Michael Novak, The Spirit of Democratic Capitalism (New York: Madison Books, 1991), p. 16. Pew Forum on Religion & Public Life, U.S. Religious Landscape Survey: Religious Beliefs and Practices. 2 The U.S. Census does not ask questions about religious affiliation. 3 Including surveys from the General Social Survey (GSS), Gallup, the Pew Research Center, and the World Values Study. USCCB regional estimates are drawn from Pew's 2007 Religious Landscape Survey. Pew's 2012 Asian-American Survey was used to estimate Catholic religious. Oklahoma ranks eighth in the nation for percentage of residents who self-identify as Christians (85 percent), according to an analysis of the 2008 U.S. Religious Landscape Survey conducted by the Pew Research Center's Forum on Religion and Public Life. (Sue Ogrocki, AP

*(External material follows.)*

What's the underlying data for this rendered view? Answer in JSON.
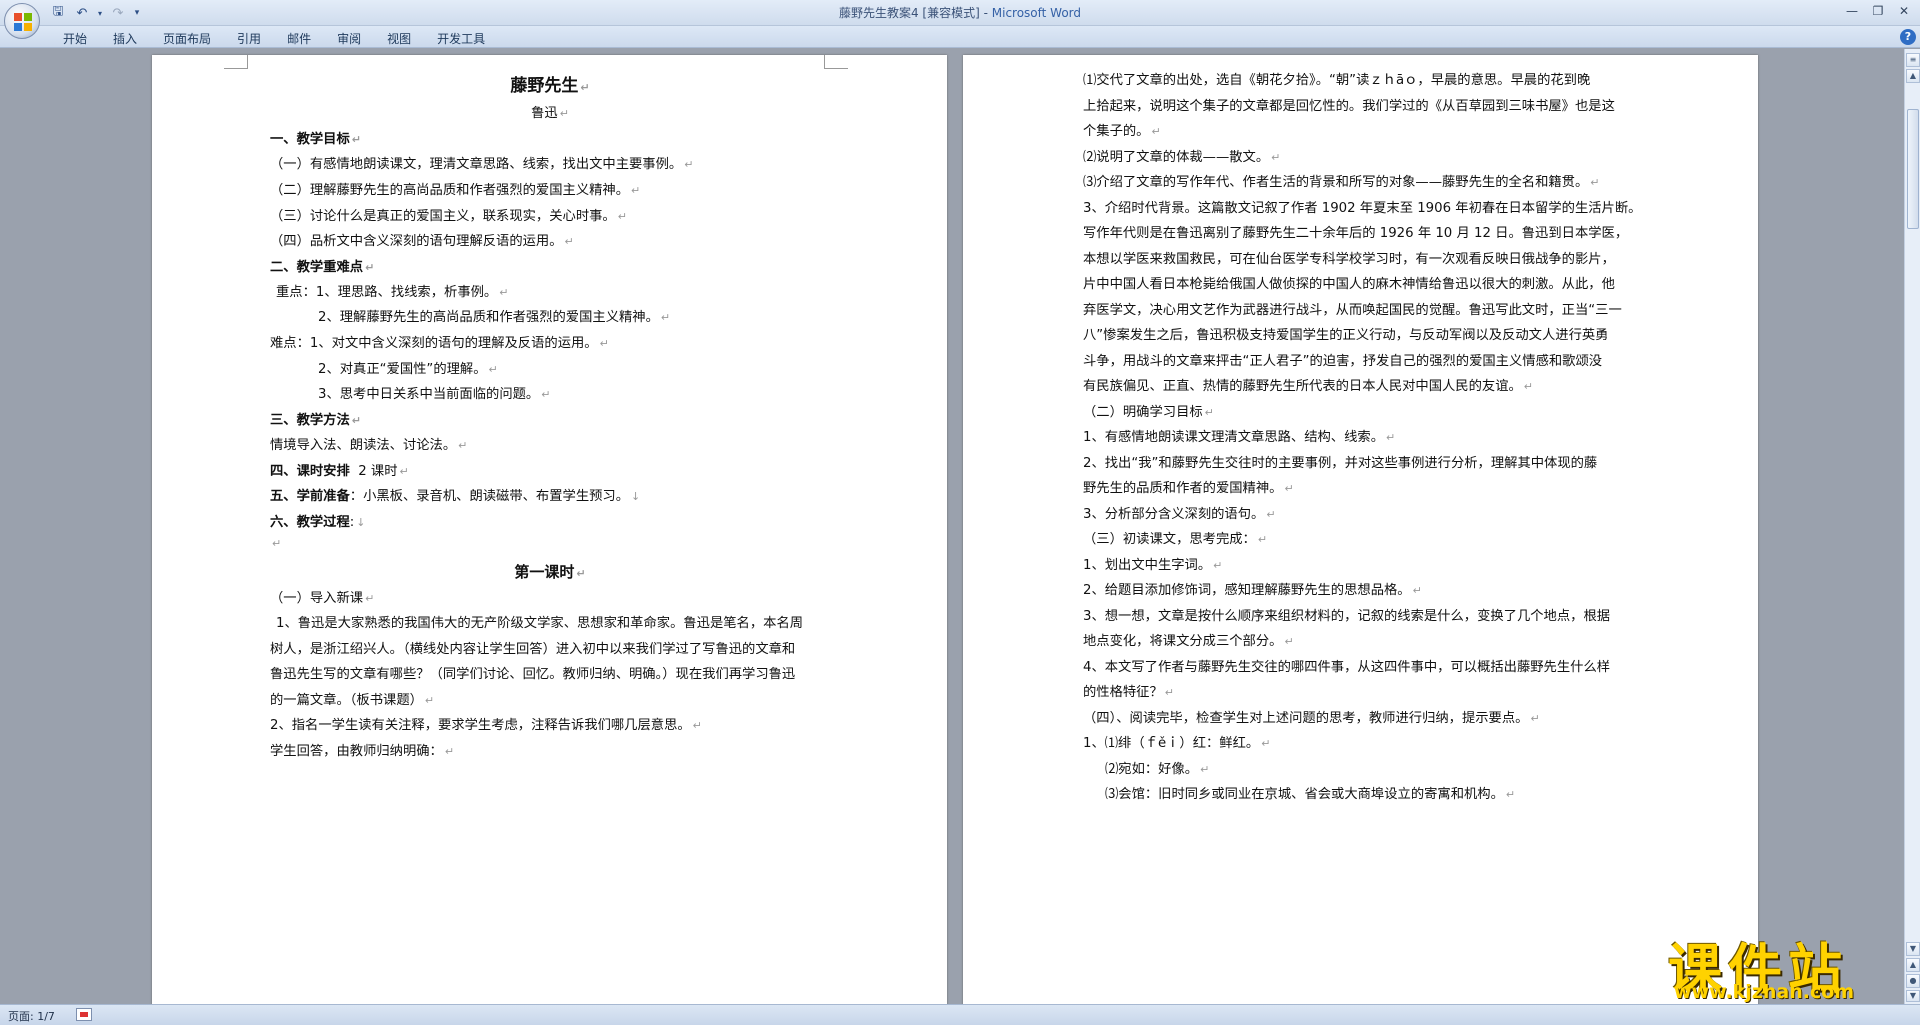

The Center's two recent studies of the U.S. Religious Landscape, each aggregating some 35,000 responses, provide an in-depth look at how American religious life is changing. The results pose interesting challenges and opportunities for journalists covering religion, for public policy and for practitioners of religion. Besheer Mohamed will provide an overview of the current landscape and what it means now Faith in Flux: Changes in Religious Affiliation in the U.S., is based on 2,867 new telephone interviews with people who participated in the Pew Forum's U.S. Religious Landscape Survey, which. I. The U.S. Social Context: Religion, Cultural Change, and Traditional Values Shifting Religious Affiliation: 2003-2013. The American religious landscape is evolving rapidly. During the last decade, the proportion of religiously unaffiliated Americans has more than doubled—22% identify as unaffiliated today compared to 8% in 2003 According to Pew, 43% of adults identify with Protestantism, down from 51% in 2009. And 20% are Catholic, down from 23% in 2009. Fewer than half of millennials (49%) describe themselves as. Iowa's religious landscape appears poised for a dramatic realignment if current patterns of affiliation hold. Iowa's youngest adults (age 18 to 29) have a markedly different religious profile than Iowa's seniors (age 65 and older). Fewer than half of young Iowa adults identify as white and Christian, including white evangelical Protestant (17%), white mainline Protestant (11%), or white Catholic (10%). More than four in ten (42%) young Iowa adults are religiously unaffiliated, while 13. Surveying the Religious Landscape George Gallup, Jr., Author, D. Michael Lindsay, With Morehouse Publishing $18.95 (208p) ISBN 978--8192-1796-7 More By and About This Autho